The owner of a coach firm whose vehicle crashed and killed a passenger after a trip to Alton Towers has told an inquest the bus was not defective.
The coach was returning 70 farm workers from a day trip to the Staffordshire theme park on 18 August 2008 when it plunged down a steep embankment.
Piotr Wolski, 26, from Poland, died in the crash.
Five people, including the bus driver, were seriously injured, while another 53 suffered more minor injuries.
The coach had been travelling back to Peterborough at the time.
An inquest into Mr Wolski's death at Hanley Town Hall, in Stoke-on-Trent, heard how Anthea Head, the owner of Decker Bus, told police the company carried out stringent safety checks on its vehicles.
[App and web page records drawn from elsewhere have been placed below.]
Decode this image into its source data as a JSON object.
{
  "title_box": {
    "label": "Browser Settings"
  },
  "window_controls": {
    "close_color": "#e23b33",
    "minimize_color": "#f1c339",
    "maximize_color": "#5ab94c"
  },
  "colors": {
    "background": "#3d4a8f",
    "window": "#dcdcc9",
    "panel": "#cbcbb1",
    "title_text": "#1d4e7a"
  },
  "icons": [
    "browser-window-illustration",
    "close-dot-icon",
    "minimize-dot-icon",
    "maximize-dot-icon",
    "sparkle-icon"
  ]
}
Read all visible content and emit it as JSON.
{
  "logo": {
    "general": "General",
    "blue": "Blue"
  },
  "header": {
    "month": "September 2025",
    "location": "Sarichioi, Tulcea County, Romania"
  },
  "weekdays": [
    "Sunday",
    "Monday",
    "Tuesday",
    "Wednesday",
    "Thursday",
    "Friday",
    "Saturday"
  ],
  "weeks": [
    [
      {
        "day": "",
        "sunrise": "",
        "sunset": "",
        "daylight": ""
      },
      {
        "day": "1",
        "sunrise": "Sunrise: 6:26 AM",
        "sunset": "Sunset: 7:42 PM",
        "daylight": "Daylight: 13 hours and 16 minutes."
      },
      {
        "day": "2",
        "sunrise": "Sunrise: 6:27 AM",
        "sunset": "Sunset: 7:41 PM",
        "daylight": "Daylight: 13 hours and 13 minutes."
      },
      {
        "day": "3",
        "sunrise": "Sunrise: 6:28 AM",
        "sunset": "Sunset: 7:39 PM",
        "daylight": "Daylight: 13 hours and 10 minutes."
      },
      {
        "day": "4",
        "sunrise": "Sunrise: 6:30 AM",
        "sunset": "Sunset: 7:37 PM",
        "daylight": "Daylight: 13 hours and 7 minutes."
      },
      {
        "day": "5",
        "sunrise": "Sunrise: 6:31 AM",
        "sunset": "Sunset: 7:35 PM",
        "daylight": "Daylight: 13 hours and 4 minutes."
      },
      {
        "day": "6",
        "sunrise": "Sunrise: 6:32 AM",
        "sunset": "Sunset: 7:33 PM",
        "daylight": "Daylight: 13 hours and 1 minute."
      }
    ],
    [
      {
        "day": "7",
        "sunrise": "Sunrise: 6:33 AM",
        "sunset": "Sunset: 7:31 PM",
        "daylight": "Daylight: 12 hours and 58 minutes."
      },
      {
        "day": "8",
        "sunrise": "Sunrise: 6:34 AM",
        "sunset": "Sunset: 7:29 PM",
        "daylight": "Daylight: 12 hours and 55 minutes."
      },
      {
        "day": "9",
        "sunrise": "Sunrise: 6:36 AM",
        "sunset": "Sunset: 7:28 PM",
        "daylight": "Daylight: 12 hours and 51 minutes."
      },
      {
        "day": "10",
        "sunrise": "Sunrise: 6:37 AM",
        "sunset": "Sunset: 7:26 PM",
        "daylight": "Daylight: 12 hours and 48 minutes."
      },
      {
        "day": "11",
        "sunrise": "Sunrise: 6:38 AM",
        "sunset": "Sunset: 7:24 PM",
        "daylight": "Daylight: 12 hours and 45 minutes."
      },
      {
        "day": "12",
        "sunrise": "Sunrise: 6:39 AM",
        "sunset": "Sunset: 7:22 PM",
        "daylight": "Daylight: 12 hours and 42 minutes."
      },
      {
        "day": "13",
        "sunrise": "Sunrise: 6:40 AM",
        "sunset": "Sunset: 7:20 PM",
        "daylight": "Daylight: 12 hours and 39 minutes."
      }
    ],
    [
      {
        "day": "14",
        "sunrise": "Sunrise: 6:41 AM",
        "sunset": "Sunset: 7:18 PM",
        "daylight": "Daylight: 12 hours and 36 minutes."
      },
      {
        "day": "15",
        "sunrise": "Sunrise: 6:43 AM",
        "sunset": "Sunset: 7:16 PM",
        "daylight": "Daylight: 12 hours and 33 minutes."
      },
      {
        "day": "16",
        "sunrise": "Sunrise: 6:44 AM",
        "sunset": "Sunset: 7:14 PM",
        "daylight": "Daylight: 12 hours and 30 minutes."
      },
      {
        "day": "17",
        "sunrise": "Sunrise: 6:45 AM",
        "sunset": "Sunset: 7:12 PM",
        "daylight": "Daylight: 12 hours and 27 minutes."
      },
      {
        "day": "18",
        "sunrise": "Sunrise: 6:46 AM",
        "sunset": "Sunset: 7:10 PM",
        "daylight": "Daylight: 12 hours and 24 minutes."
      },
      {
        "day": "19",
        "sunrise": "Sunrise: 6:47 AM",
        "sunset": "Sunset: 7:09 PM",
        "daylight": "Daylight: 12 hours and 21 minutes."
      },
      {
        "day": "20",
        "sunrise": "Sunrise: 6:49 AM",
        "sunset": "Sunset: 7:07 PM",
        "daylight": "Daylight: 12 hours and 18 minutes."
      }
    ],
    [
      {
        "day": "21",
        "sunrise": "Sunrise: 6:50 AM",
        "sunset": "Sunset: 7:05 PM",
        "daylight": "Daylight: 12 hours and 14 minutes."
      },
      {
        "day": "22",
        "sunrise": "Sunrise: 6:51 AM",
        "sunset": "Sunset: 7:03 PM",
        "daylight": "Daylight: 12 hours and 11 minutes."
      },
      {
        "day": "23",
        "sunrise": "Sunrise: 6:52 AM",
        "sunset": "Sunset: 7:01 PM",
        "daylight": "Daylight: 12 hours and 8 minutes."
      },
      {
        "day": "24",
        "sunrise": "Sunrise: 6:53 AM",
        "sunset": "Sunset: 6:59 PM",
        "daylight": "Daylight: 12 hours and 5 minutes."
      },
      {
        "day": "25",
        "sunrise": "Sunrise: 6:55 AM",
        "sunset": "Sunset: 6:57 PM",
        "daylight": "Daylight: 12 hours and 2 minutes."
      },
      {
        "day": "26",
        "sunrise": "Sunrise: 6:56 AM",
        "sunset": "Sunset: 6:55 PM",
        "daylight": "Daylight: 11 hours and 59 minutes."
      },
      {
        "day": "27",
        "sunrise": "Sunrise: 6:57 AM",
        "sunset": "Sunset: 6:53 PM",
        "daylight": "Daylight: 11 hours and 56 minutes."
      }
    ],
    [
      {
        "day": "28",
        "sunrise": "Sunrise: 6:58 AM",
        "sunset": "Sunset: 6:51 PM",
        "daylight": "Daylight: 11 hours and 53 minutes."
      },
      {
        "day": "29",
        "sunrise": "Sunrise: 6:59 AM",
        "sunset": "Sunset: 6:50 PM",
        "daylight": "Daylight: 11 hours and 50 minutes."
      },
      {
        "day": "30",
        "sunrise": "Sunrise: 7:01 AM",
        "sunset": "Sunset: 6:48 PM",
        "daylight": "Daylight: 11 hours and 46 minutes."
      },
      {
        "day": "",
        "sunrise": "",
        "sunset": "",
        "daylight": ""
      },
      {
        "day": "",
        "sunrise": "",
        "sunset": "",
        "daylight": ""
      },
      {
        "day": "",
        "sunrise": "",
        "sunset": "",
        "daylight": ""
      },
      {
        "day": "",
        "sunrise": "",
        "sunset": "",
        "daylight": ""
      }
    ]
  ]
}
Extracts from her interviews under police caution were read to the inquest by Pc David Burgham.
The officer said she told them each of the vehicles had a regular 28-day safety check, which was scheduled six months in advance.
The drivers also did their own daily inspections of the 10 vehicles, which were referred to as "walk-around checks" and filled in a check sheet even if work was not needed.
Pc Burgham, of Staffordshire Police, said Mrs Head stated that she did not cut corners with repairs and "in her words, she did not penny-pinch".
Mrs Head and her husband Tony, who was the main mechanic at Decker Bus, had recently taken the coach to Scotland where she had driven it, and she was confident nothing was wrong with it, the inquest heard.
In interviews she also said: "She spoke to Richard Lane [the driver] a couple of times as he was parked in Alton Towers car park and there were no problems."